Chirere also recalled what he saw at the Poetry Africa festival at the Book Cafe in September of 2010. He mentioned as examples the performance particularly of USA-based Malawi poet and publisher Frank Chipasula, and of a female poet from Tanzania.

Read-performance is associated with Book Fairs and Universities and only succeeds if you have a converted audience. 

Asked how he mastered this form of poetry performance, Chirere said Shona literature provided a starting point.

“My teacher used to ask me to read a whole Shona book aloud to the class. Afterwards, my classmates began to associate certain Shona titles with me. Every time they saw some Shona novels set for our literature studies,  they were reminded of how fluently and dramatically I read the books to them. This is why I said read-performance poets have an ‘attitude’ towards the book. Performance poetry, as we know it, is equivalent to chanting. It requires a lot of energy. It is mostly associated with young people. Read-performance poetry’s audience is small, mostly comprising decision makers while performance poetry is generally for the working class, which is an active consumer of poetry. Reading demands reflection and performance demands action” said Chirere who strongly believed this kind of poetry rendition will one day become popular again because it has been there from the time of Charles Dickens.

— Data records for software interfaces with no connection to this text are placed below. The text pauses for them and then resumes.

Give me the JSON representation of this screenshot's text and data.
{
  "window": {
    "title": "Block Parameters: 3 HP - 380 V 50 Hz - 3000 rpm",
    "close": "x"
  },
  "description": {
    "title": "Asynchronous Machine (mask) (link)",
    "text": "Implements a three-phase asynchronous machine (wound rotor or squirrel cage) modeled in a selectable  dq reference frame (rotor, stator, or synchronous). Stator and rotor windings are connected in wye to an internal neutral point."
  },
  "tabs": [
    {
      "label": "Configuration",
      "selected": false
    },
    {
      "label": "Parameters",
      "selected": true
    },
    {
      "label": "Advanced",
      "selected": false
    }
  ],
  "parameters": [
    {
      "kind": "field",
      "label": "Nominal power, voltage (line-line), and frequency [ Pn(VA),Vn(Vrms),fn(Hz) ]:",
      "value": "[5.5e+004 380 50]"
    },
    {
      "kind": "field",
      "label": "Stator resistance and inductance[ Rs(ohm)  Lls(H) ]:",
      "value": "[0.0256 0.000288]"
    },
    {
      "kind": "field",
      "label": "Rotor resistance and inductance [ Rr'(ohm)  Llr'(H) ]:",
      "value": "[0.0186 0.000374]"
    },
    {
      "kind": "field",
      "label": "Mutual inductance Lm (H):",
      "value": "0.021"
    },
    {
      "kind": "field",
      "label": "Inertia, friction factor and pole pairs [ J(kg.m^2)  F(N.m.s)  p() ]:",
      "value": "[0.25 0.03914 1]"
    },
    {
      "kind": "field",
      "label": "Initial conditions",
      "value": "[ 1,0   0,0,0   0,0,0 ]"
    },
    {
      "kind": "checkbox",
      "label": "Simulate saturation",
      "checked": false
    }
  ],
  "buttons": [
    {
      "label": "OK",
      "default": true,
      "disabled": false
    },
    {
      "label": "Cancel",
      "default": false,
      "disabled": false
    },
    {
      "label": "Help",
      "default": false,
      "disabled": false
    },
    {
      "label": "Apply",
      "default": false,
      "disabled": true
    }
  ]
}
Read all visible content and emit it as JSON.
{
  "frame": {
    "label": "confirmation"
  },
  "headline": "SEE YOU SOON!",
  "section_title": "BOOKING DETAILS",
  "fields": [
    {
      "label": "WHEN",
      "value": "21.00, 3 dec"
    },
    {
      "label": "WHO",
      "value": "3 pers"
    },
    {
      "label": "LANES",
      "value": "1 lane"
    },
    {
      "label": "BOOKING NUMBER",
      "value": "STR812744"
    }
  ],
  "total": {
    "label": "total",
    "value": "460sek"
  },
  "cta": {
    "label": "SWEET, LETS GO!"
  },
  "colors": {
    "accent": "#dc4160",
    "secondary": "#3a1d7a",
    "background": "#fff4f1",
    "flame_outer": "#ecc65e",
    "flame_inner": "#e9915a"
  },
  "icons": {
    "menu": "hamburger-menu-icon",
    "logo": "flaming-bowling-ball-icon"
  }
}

Indeed, this was a learning afternoon, as I felt like one of those students at the University of Zimbabwe, curious to know about all the confusions we make about what we think we know better than anyone else does. As one can see, there are truths about all  that we do, only if we look deeper and ask further

Chirere is an award-winning author with three books to his credit, namely, Somewhere in This Country, Tudikidiki and Toriro and His Goats & Other Stories. For more information about Chirere, feel free to visit his blog.

Until next time, cheers.

Feel free to send comments and views that you want discussed to Tinashe Muchuri, email    or


A Seed I See

Wizzy Mangoma (pictured above)

I see a seed
in a place where the sun shines,
I see a seed
in a place where the soil is rich,
looking for hearts to reach
in a place where there is water for it to grow
where it can sprout in a row
I see a seed in a place with so much space
the roots can  spread and gaze
I see a seed longing for a voice
with true tones of cultivation
I see a seed
crying tears of love
to the skies above

I see a seed
harmonious colours
bright ever seen
to bless all children, the lost souls
I see a seed with a future
standing straight and tall
I see a seed
erect and proud,
and stout of will
I see a seed
resting for ever green
as it becomes a peaceful bean
I see a seed.... AFRICA!

(Copyright © Wizzy Mangoma)

Wizzy Mangoma is a Writer, Spoken Word Artist, Screenplay Writer, Story Teller Dancer/Choreographer, Actress, Model, Designer, Event Coordinator, and Motivational Speaker with a head full of colorful dreams. In 2010, she published a poetry collection titled Moment Treasures (ISBN 1451557612, Createspace). In this anthology, there are poems about life, love, happiness as well as sorrow, which everyone carries. The author welcomes her audience to experience her thoughts and energy. Moment Treasures is available on Amazon.Com. Zimbabwean by origin, she resided in Denmark and spent most of her time traveling around the globe through theater, dance, also to host fashion shows with her designs and other African designs. And, out of a sheer interest to absorb other cultures, Wizzy sees herself as a student of life who is forever developing. She feels inspired by helping those around her especially children. She has worked with children from all backgrounds including children with special needs whom she feels have a lot to offer. She also participated as a chairperson for a charity organization called
United Way. And, has been an Area Marketing Director coordinating various community charity campaigns like Breast Cancer, Operation Smile (for children born with cleft) and D.A.R.E (Drug Abuse Resistance Education). She is strongly connected to organizations since she feels that giving is the best gift ever. Wizzy is always creating. Her passion is to help inspire and empower people especially women.

Take care of yourselves during the Easter Holidays


  1. Powerful poetry. I like this voice, umm. Strong, you are great Wizz

  2. Thank you Anonymous....I am motivated!